National Without A Scalpel Day

National Without A Scalpel Day is a holiday observed annually on January 16th. The purpose of this holiday is to recognize that many diseases can be treated without a scalpel. It commemorates the date in 1964 when Charles Dotter performed the first-ever angioplasty.

The angioplasty allowed him to save a patient’s leg by inserting a minimally invasive device through a tiny pinhole to open up the blocked artery. Advances like this allow doctors to find and treat disease in a person’s body without having to make large incisions. This makes recovery times quicker and allows the patient to experience less pain while recovering.

The History Of National Without A Scalpel Day

This holiday was created in 2015 by the Interventional Initiative—an organization that helps educate the public with credible information on Minimally Invasive Image-Guided Procedures (MIIPs) to treat conditions in various parts of the body.

The History Of The Scalpel

A scalpel is a surgical tool that has been used by humans for over 10,000 years, although it must be said that the crude obsidian and flint knives of the Stone Age bear little resemblance to modern scalpels.

The Romans named their version of this surgical instrument “scallpellus”—a name that would evolve over the years into the word “scalpel.” This tool would evolve over the years until it became the modern surgical tool that we know today.

Observing National Without A Scalpel Day

This holiday can be observed by learning more about MIIPs and by sharing this information with friends and family members. This information can also be shared via social media using the hashtag #NationalWithoutAScalpelDay to educate other people about these procedures.
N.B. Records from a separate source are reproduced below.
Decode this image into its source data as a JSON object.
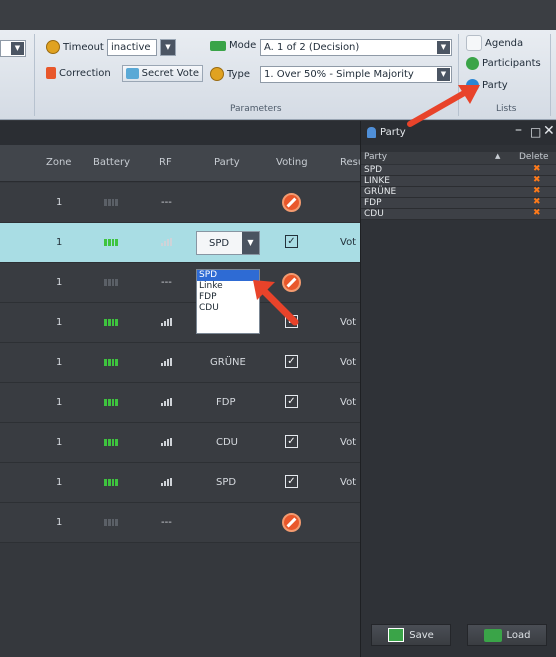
{
  "ribbon": {
    "timeout_label": "Timeout",
    "timeout_value": "inactive",
    "correction_label": "Correction",
    "secret_vote_label": "Secret Vote",
    "mode_label": "Mode",
    "mode_value": "A. 1 of 2 (Decision)",
    "type_label": "Type",
    "type_value": "1. Over 50% - Simple Majority",
    "parameters_title": "Parameters",
    "agenda_label": "Agenda",
    "participants_label": "Participants",
    "party_label": "Party",
    "lists_title": "Lists"
  },
  "table": {
    "headers": [
      "Zone",
      "Battery",
      "RF",
      "Party",
      "Voting",
      "Resu"
    ],
    "rows": [
      {
        "zone": "1",
        "battery": "empty",
        "rf": "---",
        "party": "",
        "voting": "no",
        "result": ""
      },
      {
        "zone": "1",
        "battery": "full",
        "rf": "bars",
        "party": "SPD",
        "voting": "check",
        "result": "Vot"
      },
      {
        "zone": "1",
        "battery": "empty",
        "rf": "---",
        "party": "",
        "voting": "no",
        "result": ""
      },
      {
        "zone": "1",
        "battery": "full",
        "rf": "bars",
        "party": "",
        "voting": "check",
        "result": "Vot"
      },
      {
        "zone": "1",
        "battery": "full",
        "rf": "bars",
        "party": "GRÜNE",
        "voting": "check",
        "result": "Vot"
      },
      {
        "zone": "1",
        "battery": "full",
        "rf": "bars",
        "party": "FDP",
        "voting": "check",
        "result": "Vot"
      },
      {
        "zone": "1",
        "battery": "full",
        "rf": "bars",
        "party": "CDU",
        "voting": "check",
        "result": "Vot"
      },
      {
        "zone": "1",
        "battery": "full",
        "rf": "bars",
        "party": "SPD",
        "voting": "check",
        "result": "Vot"
      },
      {
        "zone": "1",
        "battery": "empty",
        "rf": "---",
        "party": "",
        "voting": "no",
        "result": ""
      }
    ],
    "party_select_value": "SPD",
    "party_options": [
      "SPD",
      "Linke",
      "FDP",
      "CDU"
    ]
  },
  "panel": {
    "title": "Party",
    "col_party": "Party",
    "col_delete": "Delete",
    "parties": [
      "SPD",
      "LINKE",
      "GRÜNE",
      "FDP",
      "CDU"
    ],
    "save_label": "Save",
    "load_label": "Load"
  },
  "colors": {
    "accent_arrow": "#e8432a",
    "row_highlight": "#a9dde4",
    "battery_ok": "#3ec43e"
  }
}
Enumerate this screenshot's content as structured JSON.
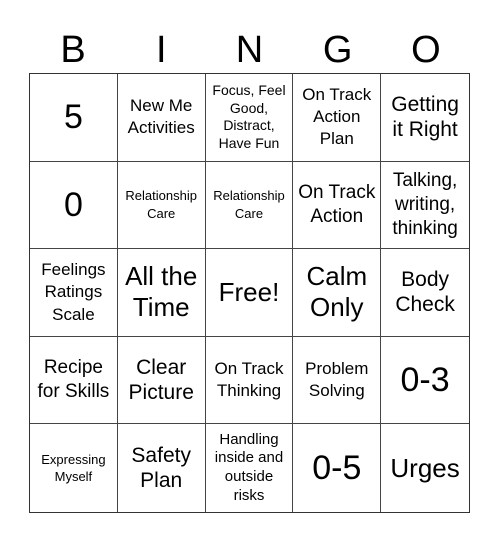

When is it?
This year (2024)
January 16 Tuesday
Next year (2025)
January 16 Thursday
Last year (2023)
January 16 Monday
Health & Body